Citation: Bedőcs P and Szebeni J (2020) The Critical Choice of Animal Models in Nanomedicine Safety Assessment: A Lesson Learned From Hemoglobin-Based Oxygen Carriers. Front. Immunol. 11:584966. doi: 10.3389/fimmu.2020.584966
Received: 19 July 2020; Accepted: 10 September 2020;
Published: 26 October 2020.
Edited by:Kenneth Michael Pollard, The Scripps Research Institute, United States
Reviewed by:Anirban Sen Gupta, Case Western Reserve University, United States
Charles Natanson, National Institutes of Health (NIH), United States
Copyright © 2020 Bedőcs and Szebeni. This is an open-access article distributed under the terms of the Creative Commons Attribution License (CC BY). The use, distribution or reproduction in other forums is permitted, provided the original author(s) and the copyright owner(s) are credited and that the original publication in this journal is cited, in accordance with accepted academic practice.
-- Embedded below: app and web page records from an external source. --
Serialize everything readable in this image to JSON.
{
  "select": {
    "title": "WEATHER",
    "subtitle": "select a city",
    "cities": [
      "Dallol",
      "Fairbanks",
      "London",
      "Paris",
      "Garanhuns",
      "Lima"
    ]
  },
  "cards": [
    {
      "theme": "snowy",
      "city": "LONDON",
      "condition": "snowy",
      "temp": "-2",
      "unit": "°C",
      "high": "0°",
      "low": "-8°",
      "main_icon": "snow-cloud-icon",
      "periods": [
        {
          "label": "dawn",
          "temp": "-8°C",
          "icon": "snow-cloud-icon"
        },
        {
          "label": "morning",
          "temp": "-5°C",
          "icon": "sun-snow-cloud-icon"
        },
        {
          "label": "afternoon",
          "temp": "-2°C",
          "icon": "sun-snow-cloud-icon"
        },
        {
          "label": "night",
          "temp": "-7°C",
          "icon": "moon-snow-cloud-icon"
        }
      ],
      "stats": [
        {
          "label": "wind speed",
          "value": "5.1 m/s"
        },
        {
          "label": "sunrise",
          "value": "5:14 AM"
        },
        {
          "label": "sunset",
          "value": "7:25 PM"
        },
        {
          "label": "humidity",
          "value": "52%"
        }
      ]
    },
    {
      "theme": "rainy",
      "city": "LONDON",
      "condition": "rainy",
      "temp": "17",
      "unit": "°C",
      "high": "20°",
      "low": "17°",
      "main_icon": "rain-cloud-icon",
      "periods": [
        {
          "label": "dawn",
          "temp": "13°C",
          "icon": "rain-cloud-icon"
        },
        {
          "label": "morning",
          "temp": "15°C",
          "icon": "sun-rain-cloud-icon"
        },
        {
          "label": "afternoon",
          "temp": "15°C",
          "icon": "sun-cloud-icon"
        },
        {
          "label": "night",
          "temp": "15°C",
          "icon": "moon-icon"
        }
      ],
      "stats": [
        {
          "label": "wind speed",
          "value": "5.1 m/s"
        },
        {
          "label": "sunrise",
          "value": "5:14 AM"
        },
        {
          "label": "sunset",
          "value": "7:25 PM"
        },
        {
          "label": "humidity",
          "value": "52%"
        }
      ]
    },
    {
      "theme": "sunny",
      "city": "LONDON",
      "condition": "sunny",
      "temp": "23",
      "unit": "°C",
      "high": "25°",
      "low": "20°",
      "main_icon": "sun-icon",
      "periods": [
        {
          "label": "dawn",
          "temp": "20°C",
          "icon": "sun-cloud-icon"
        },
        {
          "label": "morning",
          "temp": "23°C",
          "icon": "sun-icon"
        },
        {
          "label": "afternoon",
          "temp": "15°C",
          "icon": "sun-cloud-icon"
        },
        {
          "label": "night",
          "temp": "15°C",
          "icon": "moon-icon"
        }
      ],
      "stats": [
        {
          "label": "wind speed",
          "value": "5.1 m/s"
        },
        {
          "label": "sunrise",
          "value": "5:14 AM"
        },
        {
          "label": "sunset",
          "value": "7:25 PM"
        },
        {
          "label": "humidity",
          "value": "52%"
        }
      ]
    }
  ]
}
No use, distribution or reproduction is permitted which does not comply with these terms.
*Correspondence: János Szebeni, firstname.lastname@example.org